ASSIGNMENT
Your job is to copy every record exactly.

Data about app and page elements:
· · · · ·

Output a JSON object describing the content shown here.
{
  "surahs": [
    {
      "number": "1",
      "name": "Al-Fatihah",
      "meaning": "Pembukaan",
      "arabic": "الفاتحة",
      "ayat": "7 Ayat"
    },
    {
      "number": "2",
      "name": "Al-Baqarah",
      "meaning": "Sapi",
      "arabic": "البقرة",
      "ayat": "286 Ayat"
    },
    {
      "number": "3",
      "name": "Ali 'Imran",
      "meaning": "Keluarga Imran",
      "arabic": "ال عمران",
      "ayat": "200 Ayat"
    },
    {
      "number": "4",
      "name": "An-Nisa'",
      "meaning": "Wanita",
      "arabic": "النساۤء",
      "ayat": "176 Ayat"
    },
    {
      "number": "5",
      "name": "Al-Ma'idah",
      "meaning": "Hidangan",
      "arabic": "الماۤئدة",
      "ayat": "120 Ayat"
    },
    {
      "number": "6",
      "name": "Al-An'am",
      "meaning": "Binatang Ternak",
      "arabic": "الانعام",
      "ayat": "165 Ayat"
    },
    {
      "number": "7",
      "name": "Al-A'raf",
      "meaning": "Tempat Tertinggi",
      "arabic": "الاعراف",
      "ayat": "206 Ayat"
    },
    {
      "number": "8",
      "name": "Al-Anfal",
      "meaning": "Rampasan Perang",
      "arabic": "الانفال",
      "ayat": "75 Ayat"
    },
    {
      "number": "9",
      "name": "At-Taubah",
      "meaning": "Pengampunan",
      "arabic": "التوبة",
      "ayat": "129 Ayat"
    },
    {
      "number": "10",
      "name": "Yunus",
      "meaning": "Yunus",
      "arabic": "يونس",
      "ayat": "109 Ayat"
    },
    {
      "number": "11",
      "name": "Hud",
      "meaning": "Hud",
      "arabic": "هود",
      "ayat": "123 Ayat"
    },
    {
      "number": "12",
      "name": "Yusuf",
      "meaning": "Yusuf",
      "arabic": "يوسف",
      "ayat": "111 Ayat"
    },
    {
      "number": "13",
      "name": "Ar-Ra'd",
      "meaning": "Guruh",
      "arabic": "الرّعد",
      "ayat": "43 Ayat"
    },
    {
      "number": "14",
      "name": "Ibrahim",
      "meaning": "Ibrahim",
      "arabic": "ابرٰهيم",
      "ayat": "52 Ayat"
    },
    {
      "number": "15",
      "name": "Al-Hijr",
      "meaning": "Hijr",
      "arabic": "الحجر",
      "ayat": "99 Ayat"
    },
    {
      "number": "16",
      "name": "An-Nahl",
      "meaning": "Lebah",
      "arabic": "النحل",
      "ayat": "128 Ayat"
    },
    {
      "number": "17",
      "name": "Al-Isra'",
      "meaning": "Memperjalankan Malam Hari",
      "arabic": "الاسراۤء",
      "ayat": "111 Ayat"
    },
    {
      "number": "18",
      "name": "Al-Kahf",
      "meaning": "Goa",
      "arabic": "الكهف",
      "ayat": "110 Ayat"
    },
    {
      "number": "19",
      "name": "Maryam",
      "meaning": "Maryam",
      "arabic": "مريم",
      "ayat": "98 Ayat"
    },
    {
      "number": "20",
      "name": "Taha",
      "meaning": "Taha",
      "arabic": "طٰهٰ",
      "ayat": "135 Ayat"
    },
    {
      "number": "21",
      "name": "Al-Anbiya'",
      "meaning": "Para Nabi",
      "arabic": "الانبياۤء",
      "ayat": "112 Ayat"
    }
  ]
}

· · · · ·

ANSWER
Output a JSON object describing the content shown here.
{
  "surahs": [
    {
      "number": "1",
      "name": "Al-Fatihah",
      "meaning": "Pembukaan",
      "arabic": "الفاتحة",
      "ayat": "7 Ayat"
    },
    {
      "number": "2",
      "name": "Al-Baqarah",
      "meaning": "Sapi",
      "arabic": "البقرة",
      "ayat": "286 Ayat"
    },
    {
      "number": "3",
      "name": "Ali 'Imran",
      "meaning": "Keluarga Imran",
      "arabic": "ال عمران",
      "ayat": "200 Ayat"
    },
    {
      "number": "4",
      "name": "An-Nisa'",
      "meaning": "Wanita",
      "arabic": "النساۤء",
      "ayat": "176 Ayat"
    },
    {
      "number": "5",
      "name": "Al-Ma'idah",
      "meaning": "Hidangan",
      "arabic": "الماۤئدة",
      "ayat": "120 Ayat"
    },
    {
      "number": "6",
      "name": "Al-An'am",
      "meaning": "Binatang Ternak",
      "arabic": "الانعام",
      "ayat": "165 Ayat"
    },
    {
      "number": "7",
      "name": "Al-A'raf",
      "meaning": "Tempat Tertinggi",
      "arabic": "الاعراف",
      "ayat": "206 Ayat"
    },
    {
      "number": "8",
      "name": "Al-Anfal",
      "meaning": "Rampasan Perang",
      "arabic": "الانفال",
      "ayat": "75 Ayat"
    },
    {
      "number": "9",
      "name": "At-Taubah",
      "meaning": "Pengampunan",
      "arabic": "التوبة",
      "ayat": "129 Ayat"
    },
    {
      "number": "10",
      "name": "Yunus",
      "meaning": "Yunus",
      "arabic": "يونس",
      "ayat": "109 Ayat"
    },
    {
      "number": "11",
      "name": "Hud",
      "meaning": "Hud",
      "arabic": "هود",
      "ayat": "123 Ayat"
    },
    {
      "number": "12",
      "name": "Yusuf",
      "meaning": "Yusuf",
      "arabic": "يوسف",
      "ayat": "111 Ayat"
    },
    {
      "number": "13",
      "name": "Ar-Ra'd",
      "meaning": "Guruh",
      "arabic": "الرّعد",
      "ayat": "43 Ayat"
    },
    {
      "number": "14",
      "name": "Ibrahim",
      "meaning": "Ibrahim",
      "arabic": "ابرٰهيم",
      "ayat": "52 Ayat"
    },
    {
      "number": "15",
      "name": "Al-Hijr",
      "meaning": "Hijr",
      "arabic": "الحجر",
      "ayat": "99 Ayat"
    },
    {
      "number": "16",
      "name": "An-Nahl",
      "meaning": "Lebah",
      "arabic": "النحل",
      "ayat": "128 Ayat"
    },
    {
      "number": "17",
      "name": "Al-Isra'",
      "meaning": "Memperjalankan Malam Hari",
      "arabic": "الاسراۤء",
      "ayat": "111 Ayat"
    },
    {
      "number": "18",
      "name": "Al-Kahf",
      "meaning": "Goa",
      "arabic": "الكهف",
      "ayat": "110 Ayat"
    },
    {
      "number": "19",
      "name": "Maryam",
      "meaning": "Maryam",
      "arabic": "مريم",
      "ayat": "98 Ayat"
    },
    {
      "number": "20",
      "name": "Taha",
      "meaning": "Taha",
      "arabic": "طٰهٰ",
      "ayat": "135 Ayat"
    },
    {
      "number": "21",
      "name": "Al-Anbiya'",
      "meaning": "Para Nabi",
      "arabic": "الانبياۤء",
      "ayat": "112 Ayat"
    }
  ]
}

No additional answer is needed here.